TechWeb

Slideshow: 10 Killer Mac Applications

Jul 24, 2010 (02:07 AM EDT)

Read the Original Article at http://www.informationweek.com/news/showArticle.jhtml?articleID=225702929


Let's face it, there aren't a lot of options when it comes to operating systems for computers, particularly if you want to run Mac applications. But Mac OS X is as good as it gets. Sure, there are things to be said for Windows and Linux. But in terms of malware risk, ease of use, and elegance, Mac OS X is largely what makes Mac applications worth using.




Adobe may be getting kicked around a lot these days, but Photoshop CS 5 is still pretty great. Sure, it could cost a lot less and could do with a more user-friendly UI, but if you're doing serious work with images, Photoshop still rules. The new Content-Aware Fill feature alone is almost enough to merit an upgrade from CS4.




Rogue Amoeba makes some really strong Mac audio software. Its Fission audio editing program is terrific. Apple's GarageBand has its uses, but Fission feels snappier and is much easier to use for editing sound. As an extra bonus, Fission makes it easy to save sound snippets as ringtones.




Time Machine, the backup software that Apple includes with Mac OS X, is a good start. But if you really want to guard against a file-wrecking disaster, you need off-site storage. Mozy gives you unlimited storage for just under $55 per year. It's the best insurance you can buy for your bytes and bits.




One thing that Time Machine doesn't do is make your backup disk bootable. SuperDuper! is a great little backup program that will create and maintain a bootable backup of your main hard disk. This is more useful than it might seem -- if you primary boot disk dies, you'll be glad you can just switch to a mirror image.

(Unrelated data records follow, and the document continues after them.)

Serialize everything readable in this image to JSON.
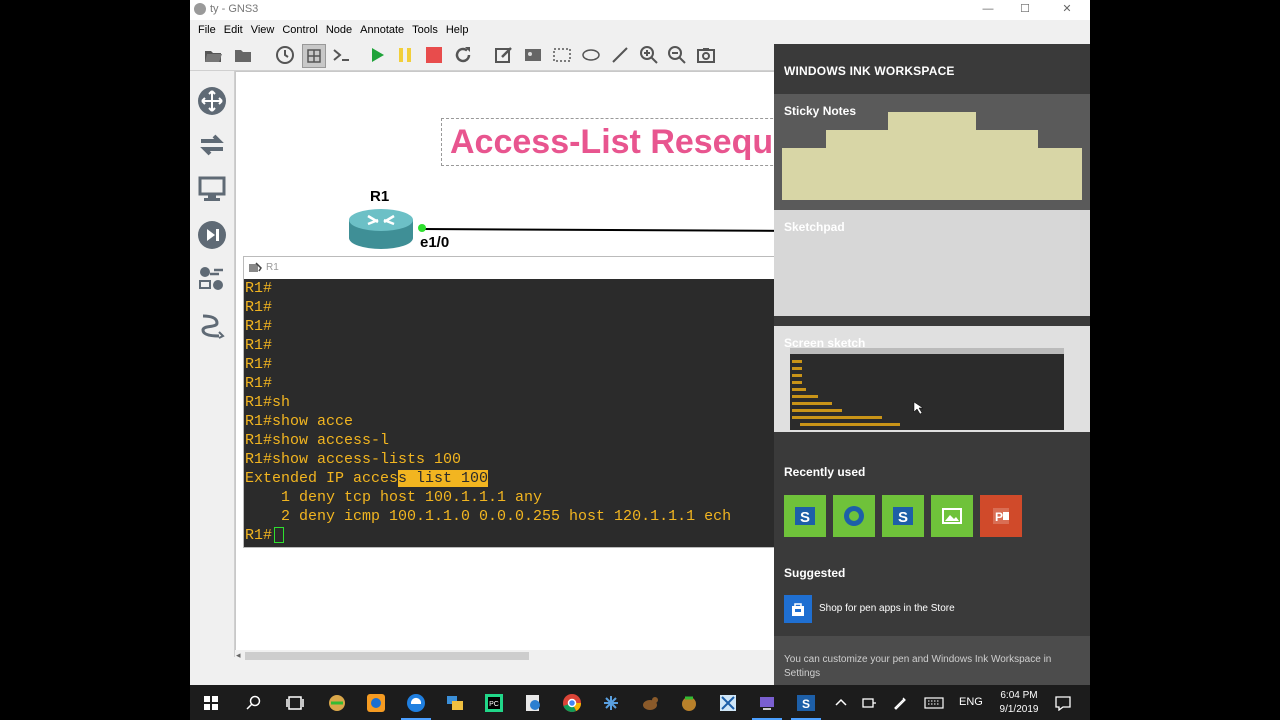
{
  "window": {
    "title": "ty - GNS3",
    "minimize": "—",
    "maximize": "☐",
    "close": "✕"
  },
  "menu": [
    "File",
    "Edit",
    "View",
    "Control",
    "Node",
    "Annotate",
    "Tools",
    "Help"
  ],
  "toolbar": {
    "icons": [
      "open-folder-icon",
      "folder-icon",
      "clock-icon",
      "grid-icon",
      "console-icon",
      "play-icon",
      "pause-icon",
      "stop-icon",
      "reload-icon",
      "edit-note-icon",
      "image-icon",
      "rectangle-icon",
      "ellipse-icon",
      "line-icon",
      "zoom-in-icon",
      "zoom-out-icon",
      "camera-icon"
    ],
    "colors": {
      "play": "#1fa33a",
      "pause": "#f2cf3a",
      "stop": "#e84c4c"
    }
  },
  "devicebar": {
    "icons": [
      "routers-icon",
      "switches-icon",
      "end-devices-icon",
      "security-devices-icon",
      "all-devices-icon",
      "add-link-icon"
    ]
  },
  "canvas": {
    "note": "Access-List Reseque",
    "note_color": "#e8558f",
    "node_label": "R1",
    "port_label": "e1/0"
  },
  "console": {
    "title": "R1",
    "lines": [
      "R1#",
      "R1#",
      "R1#",
      "R1#",
      "R1#",
      "R1#",
      "R1#sh",
      "R1#show acce",
      "R1#show access-l",
      "R1#show access-lists 100"
    ],
    "extended_prefix": "Extended IP acces",
    "extended_highlight": "s list 100",
    "acl_lines": [
      "    1 deny tcp host 100.1.1.1 any",
      "    2 deny icmp 100.1.1.0 0.0.0.255 host 120.1.1.1 ech"
    ],
    "prompt": "R1#",
    "text_color": "#f2b520",
    "background": "#2b2b2b"
  },
  "ink_workspace": {
    "header": "WINDOWS INK WORKSPACE",
    "sticky_notes": "Sticky Notes",
    "sketchpad": "Sketchpad",
    "screen_sketch": "Screen sketch",
    "recently_used": "Recently used",
    "recent_apps": [
      {
        "icon": "snagit-icon",
        "color": "#6fc23a",
        "glyph": "S"
      },
      {
        "icon": "edge-icon",
        "color": "#6fc23a",
        "glyph": "e"
      },
      {
        "icon": "snagit-icon",
        "color": "#6fc23a",
        "glyph": "S"
      },
      {
        "icon": "photos-icon",
        "color": "#6fc23a",
        "glyph": "▲"
      },
      {
        "icon": "powerpoint-icon",
        "color": "#d04a2a",
        "glyph": "P"
      }
    ],
    "suggested": "Suggested",
    "store_item": "Shop for pen apps in the Store",
    "footer": "You can customize your pen and Windows Ink Workspace in Settings"
  },
  "taskbar": {
    "icons": [
      "start-icon",
      "search-icon",
      "task-view-icon",
      "app-icon-1",
      "app-icon-2",
      "edge-icon",
      "file-explorer-icon",
      "pycharm-icon",
      "app-icon-3",
      "chrome-icon",
      "app-icon-4",
      "app-icon-5",
      "app-icon-6",
      "snipping-icon",
      "app-icon-7",
      "snagit-icon"
    ],
    "tray_icons": [
      "chevron-up-icon",
      "network-icon",
      "pen-icon",
      "keyboard-icon"
    ],
    "language": "ENG",
    "time": "6:04 PM",
    "date": "9/1/2019",
    "notification_icon": "notification-icon"
  }
}
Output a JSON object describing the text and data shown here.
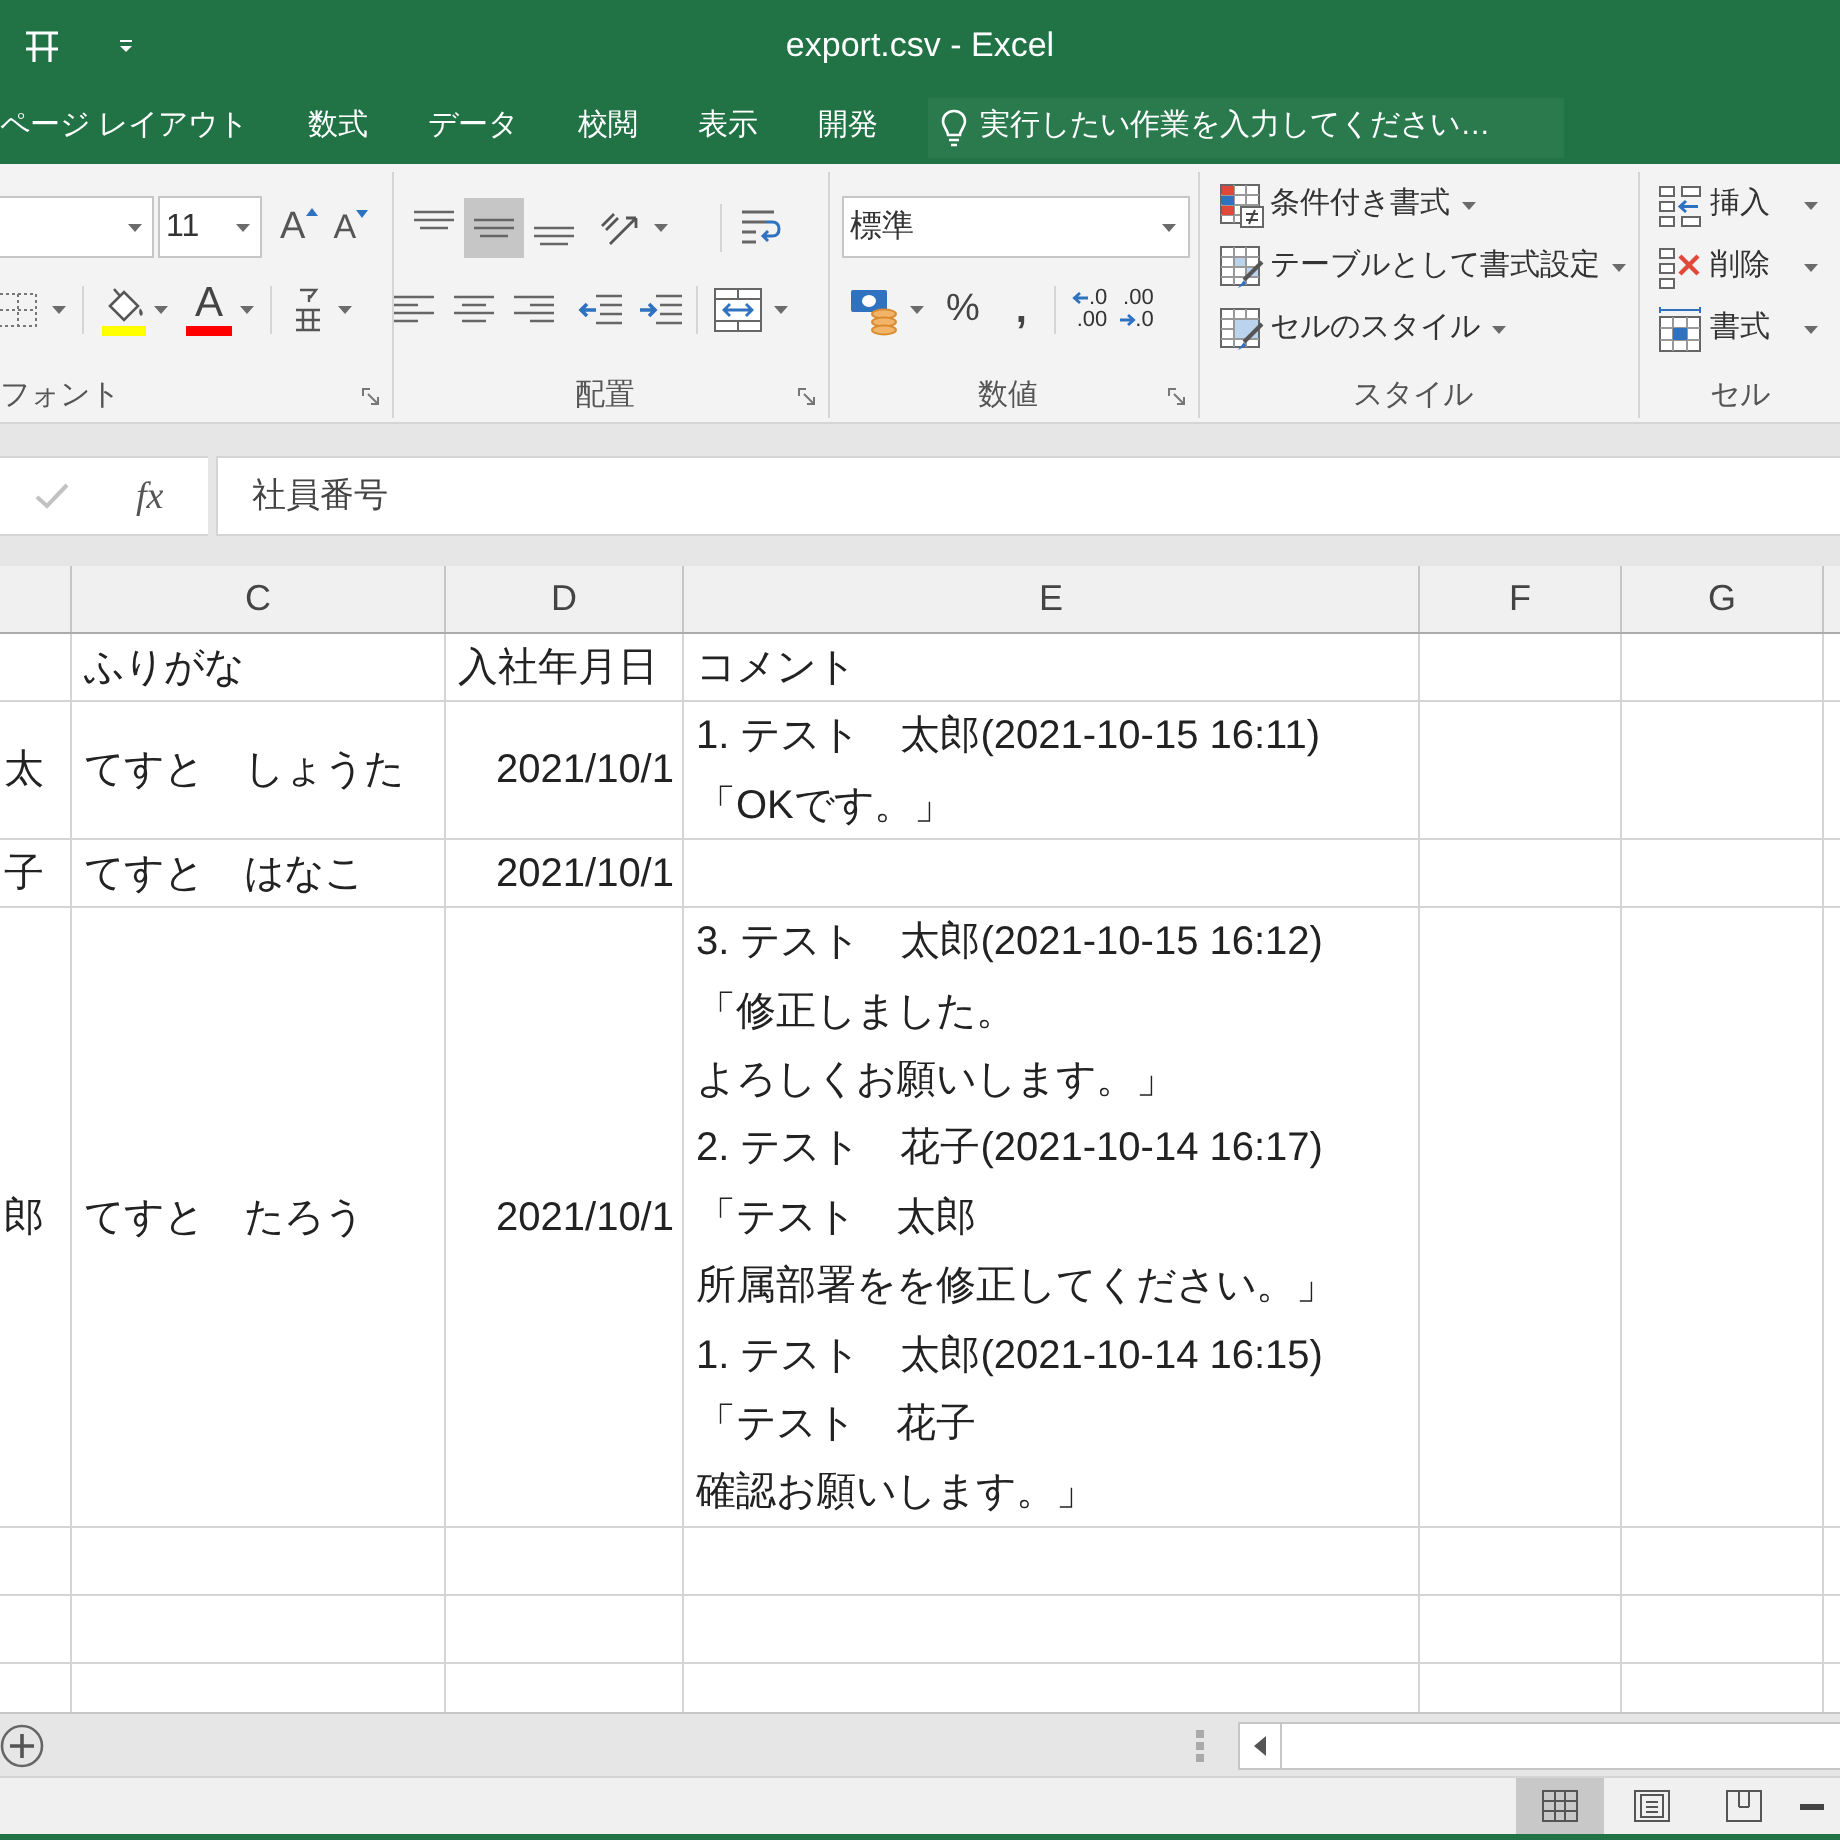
{
  "window": {
    "title": "export.csv - Excel"
  },
  "ribbon_tabs": [
    {
      "label": "ページ レイアウト",
      "selected": false
    },
    {
      "label": "数式",
      "selected": false
    },
    {
      "label": "データ",
      "selected": false
    },
    {
      "label": "校閲",
      "selected": false
    },
    {
      "label": "表示",
      "selected": false
    },
    {
      "label": "開発",
      "selected": false
    }
  ],
  "tell_me": {
    "placeholder": "実行したい作業を入力してください…"
  },
  "ribbon": {
    "font": {
      "label": "フォント",
      "size": "11",
      "grow_button": "A",
      "shrink_button": "A",
      "color_button": "A"
    },
    "alignment": {
      "label": "配置",
      "vertical_align": [
        {
          "kind": "top",
          "selected": false
        },
        {
          "kind": "middle",
          "selected": true
        },
        {
          "kind": "bottom",
          "selected": false
        }
      ]
    },
    "number": {
      "label": "数値",
      "format": "標準",
      "percent_button": "%",
      "comma_button": ",",
      "decimal_buttons": [
        {
          "kind": "increase",
          "lines": [
            ".0",
            ".00"
          ]
        },
        {
          "kind": "decrease",
          "lines": [
            ".00",
            ".0"
          ]
        }
      ]
    },
    "styles": {
      "label": "スタイル",
      "items": [
        {
          "kind": "conditional",
          "label": "条件付き書式"
        },
        {
          "kind": "table",
          "label": "テーブルとして書式設定"
        },
        {
          "kind": "cell_style",
          "label": "セルのスタイル"
        }
      ]
    },
    "cells": {
      "label": "セル",
      "items": [
        {
          "kind": "insert",
          "label": "挿入"
        },
        {
          "kind": "delete",
          "label": "削除"
        },
        {
          "kind": "format",
          "label": "書式"
        }
      ]
    }
  },
  "formula_bar": {
    "function_button": "fx",
    "value": "社員番号"
  },
  "sheet": {
    "columns": [
      {
        "label": "C"
      },
      {
        "label": "D"
      },
      {
        "label": "E"
      },
      {
        "label": "F"
      },
      {
        "label": "G"
      }
    ],
    "rows": [
      {
        "kind": "header",
        "c": "ふりがな",
        "d": "入社年月日",
        "e": [
          "コメント"
        ]
      },
      {
        "kind": "record",
        "b": "太",
        "c": "てすと　しょうた",
        "d": "2021/10/1",
        "e": [
          "1. テスト　太郎(2021-10-15 16:11)",
          "「OKです。」"
        ]
      },
      {
        "kind": "record",
        "b": "子",
        "c": "てすと　はなこ",
        "d": "2021/10/1"
      },
      {
        "kind": "record",
        "b": "郎",
        "c": "てすと　たろう",
        "d": "2021/10/1",
        "e": [
          "3. テスト　太郎(2021-10-15 16:12)",
          "「修正しました。",
          "よろしくお願いします。」",
          "2. テスト　花子(2021-10-14 16:17)",
          "「テスト　太郎",
          "所属部署をを修正してください。」",
          "1. テスト　太郎(2021-10-14 16:15)",
          "「テスト　花子",
          "確認お願いします。」"
        ]
      }
    ]
  },
  "status_bar": {
    "view_buttons": [
      {
        "kind": "normal",
        "selected": true
      },
      {
        "kind": "page_layout",
        "selected": false
      },
      {
        "kind": "page_break",
        "selected": false
      }
    ]
  }
}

There are quite a few good text editors for the Mac. MacroMate's TextMate tops our list. It comes with useful bundles designed for work in specific programming or markup languages. It works well with Transmit. And it supports macros and all sorts of customizations. It's simple enough to use, but deep enough to satisfy the pickiest programmers.




So you're planning to take a trip. Why not take your DVDs with you on your iPhone? Just download a copy of HandBrake -- it's free -- and burn copies of your favorite DVDs to your computer. Drag the files into iTunes, sync, and you've got a portable movie library.




You might think a browser is enough for managing remote files, but Transmit is far better. It's fast, intuitive, and speaks a variety of protocols beyond FTP, such as SFTP, WebDAV and Amazon S3. It can synchronize files across servers and it's scriptable via AppleScript.




Programming mobile applications isn't easy, particularly in the case of games. Ansca Mobile's Corona strikes the right balance between ease of use and power. The forthcoming Corona Game Edition, in alpha testing as of early July, adds support for a physics engine. It's not the right tool for major studio 3D game project, but for 2D mobile games -- the sort you might have used Flash for had Apple CEO Steve Jobs not warned you against it -- Corona can put your project on iPods, iPads, iPhones and Android phones faster than you'd expect.




You spend most of your time using a Web browser more likely than not, so pick the best. Sorry Safari 5, your extension center doesn't launch until later this year. Firefox 4 Beta 1, you're just not stable or complete enough. Opera and IE...keep trying. For the moment, Chrome is where it's at, in terms of speed, stability and extensibility.